Bill Lancaster’s screenplay for “The Thing” is a great read for a number of reasons – one that struck me immediately, though, is the quiet brilliance of the first page. As a method for introducing a cast of characters, it’s at the same time somewhat unconventional and widely applicable. Unconventional because it presents the characters all at once as a list, rather than in-line as they appear (as the usual convention would have it) – but widely applicable because the characters are built so fully in so few words. If you haven’t read it, click the image to enlarge it. Continue reading
Here’s a great scene from Sophia Coppola’s The Bling Ring that I think says a huge amount about how not to write movie dialogue. It’s the sort of forced, totally unnatural piece of dialogue that only makes sense in a script, where the writer wants to tell us something but doesn’t know how to succinctly show it. Looking at it on paper, it might not seem that bad. It apparently worked for everyone involved in making the film. But if you read a little between the lines, it’s a textbook example of how not to write dialogue.
Any student of English language is, at some point, taught that sentence fragments should be avoided. A sentence needs a verb, or a verb needs a subject, and the lack of one or the other means the sentence makes no sense. But take a look at any half-competent screenplay and you’ll find it full of clipped sentences, which still make sense. This is because screenwriting is about communicating a plan of action, a blueprint, not a full-bodied description or a fortress of flawless grammar. Grammar does matter, but the English language is flexible – the question you have to ask is when is it okay to bend the rules?
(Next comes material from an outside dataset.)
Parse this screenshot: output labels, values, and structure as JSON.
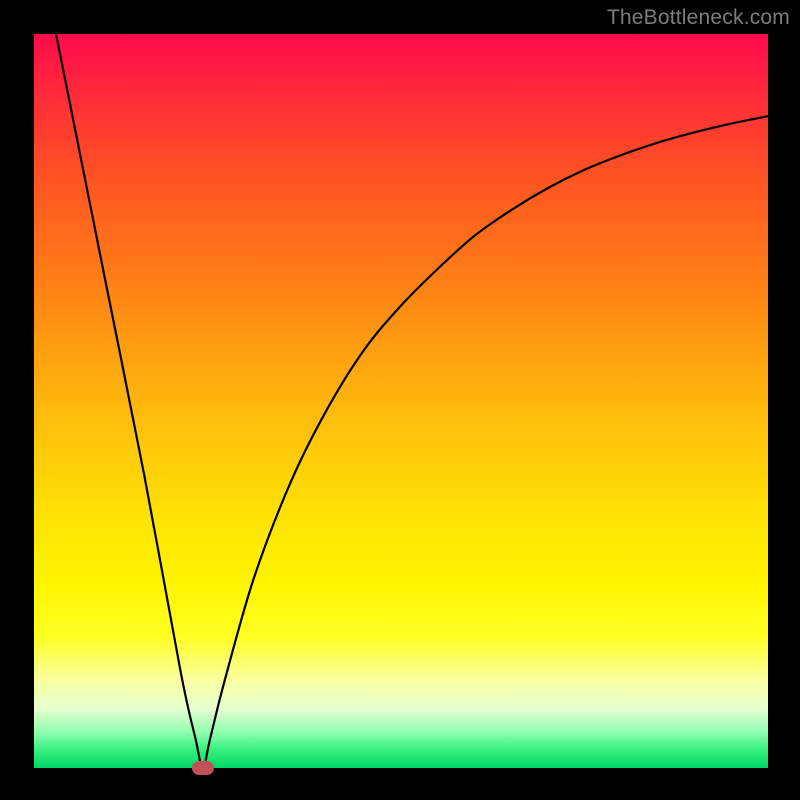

Continue reading
Everyone loves Danny Boyle. He wooed the world with a slew of excellent films and won over any stragglers with his Olympics opening ceremony. So everyone is almost obliged to love his latest film, Trance. When I first saw the trailer it seemed like an unlikely model for success. A film about a guy who forgets where a painting is. Well, Boyle’s a man who made a film about a man stuck under a rock seem interesting, so anything was possible. On the merits of his earlier work, I spent the whole of Trance trying to like it. But I didn’t. For one simple reason: there’s nothing in it worth caring about. Continue reading
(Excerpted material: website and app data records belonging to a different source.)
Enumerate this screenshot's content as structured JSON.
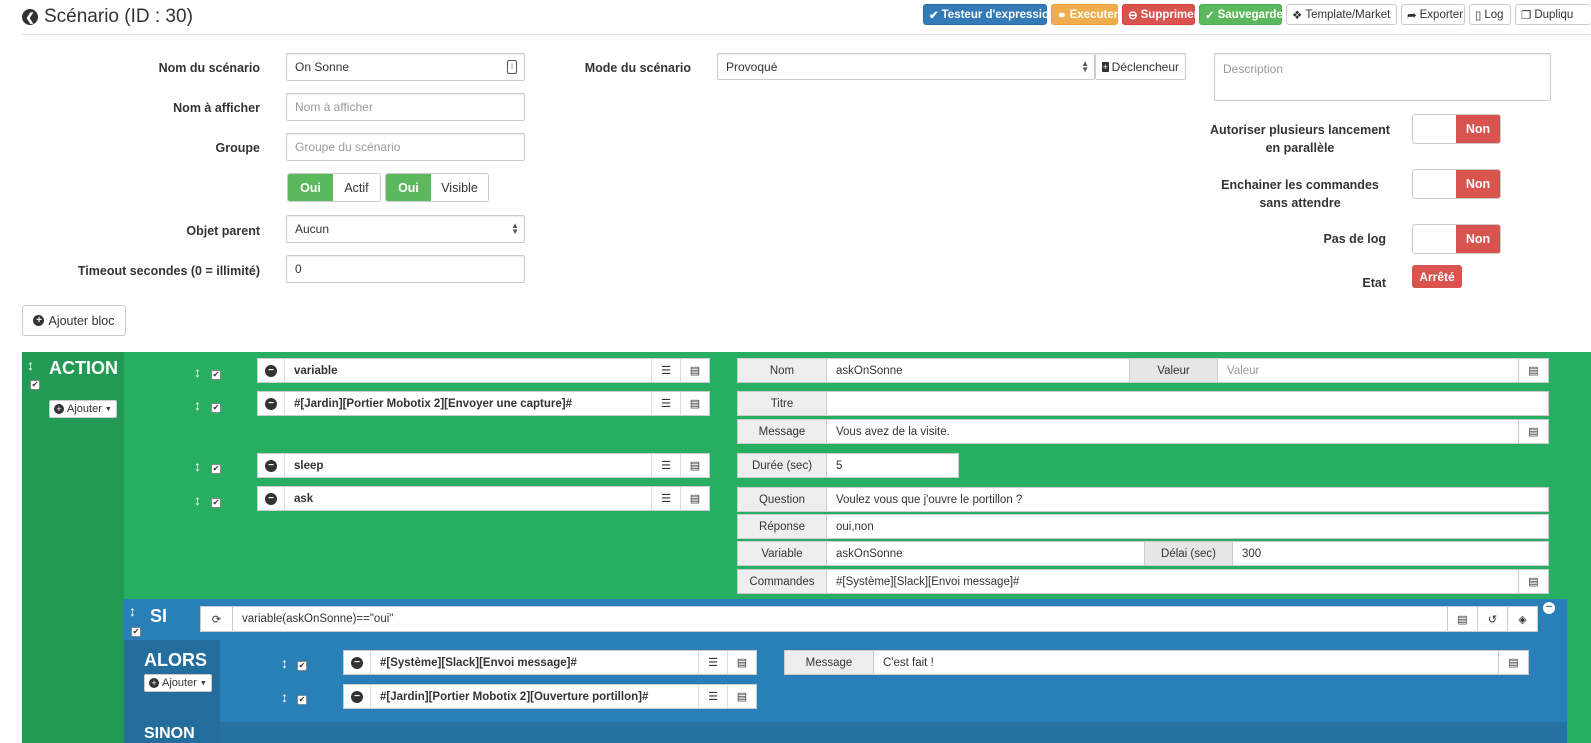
{
  "header": {
    "title": "Scénario (ID : 30)",
    "buttons": {
      "testeur": "Testeur d'expression",
      "executer": "Executer",
      "supprimer": "Supprimer",
      "sauvegarder": "Sauvegarder",
      "template": "Template/Market",
      "exporter": "Exporter",
      "log": "Log",
      "dupliquer": "Dupliqu"
    }
  },
  "form": {
    "nom_label": "Nom du scénario",
    "nom_value": "On Sonne",
    "afficher_label": "Nom à afficher",
    "afficher_placeholder": "Nom à afficher",
    "groupe_label": "Groupe",
    "groupe_placeholder": "Groupe du scénario",
    "actif_on": "Oui",
    "actif_label": "Actif",
    "visible_on": "Oui",
    "visible_label": "Visible",
    "parent_label": "Objet parent",
    "parent_value": "Aucun",
    "timeout_label": "Timeout secondes (0 = illimité)",
    "timeout_value": "0",
    "mode_label": "Mode du scénario",
    "mode_value": "Provoqué",
    "declencheur": "Déclencheur",
    "description_placeholder": "Description",
    "parallel_label_1": "Autoriser plusieurs lancement",
    "parallel_label_2": "en parallèle",
    "parallel_value": "Non",
    "enchainer_label_1": "Enchainer les commandes",
    "enchainer_label_2": "sans attendre",
    "enchainer_value": "Non",
    "pasdelog_label": "Pas de log",
    "pasdelog_value": "Non",
    "etat_label": "Etat",
    "etat_value": "Arrêté",
    "ajouter_bloc": "Ajouter bloc"
  },
  "action_block": {
    "title": "ACTION",
    "ajouter": "Ajouter",
    "rows": [
      {
        "cmd": "variable"
      },
      {
        "cmd": "#[Jardin][Portier Mobotix 2][Envoyer une capture]#"
      },
      {
        "cmd": "sleep"
      },
      {
        "cmd": "ask"
      }
    ],
    "fields": {
      "nom_k": "Nom",
      "nom_v": "askOnSonne",
      "valeur_k": "Valeur",
      "valeur_ph": "Valeur",
      "titre_k": "Titre",
      "titre_v": "",
      "message_k": "Message",
      "message_v": "Vous avez de la visite.",
      "duree_k": "Durée (sec)",
      "duree_v": "5",
      "question_k": "Question",
      "question_v": "Voulez vous que j'ouvre le portillon ?",
      "reponse_k": "Réponse",
      "reponse_v": "oui,non",
      "variable_k": "Variable",
      "variable_v": "askOnSonne",
      "delai_k": "Délai (sec)",
      "delai_v": "300",
      "commandes_k": "Commandes",
      "commandes_v": "#[Système][Slack][Envoi message]#"
    }
  },
  "si_block": {
    "title": "SI",
    "condition": "variable(askOnSonne)==\"oui\"",
    "alors": "ALORS",
    "ajouter": "Ajouter",
    "rows": [
      {
        "cmd": "#[Système][Slack][Envoi message]#"
      },
      {
        "cmd": "#[Jardin][Portier Mobotix 2][Ouverture portillon]#"
      }
    ],
    "message_k": "Message",
    "message_v": "C'est fait !",
    "sinon": "SINON"
  }
}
Martin McDonagh’s Seven Psychopaths has made me muse on the prospects of how attempts at clever screenwriting can detract from a film’s potential. Seven Psychopaths wasn’t terrible, it had some excellent component parts, but the through-line about a writer was a cheap attempt to pull its clever ideas together. And it would’ve been better off without some of its inconsequential dream sequences and the self-aggrandising dialogue. Rather than just pick apart what I didn’t like about Seven Psychopaths, I thought I’d use examples of other films to demonstrate how seemingly clever screenwriting can ruin a film. These are the 5 examples of poor screenwriting that sprung to my mind when I considered the various elements that weakened Seven Psychopaths. Continue reading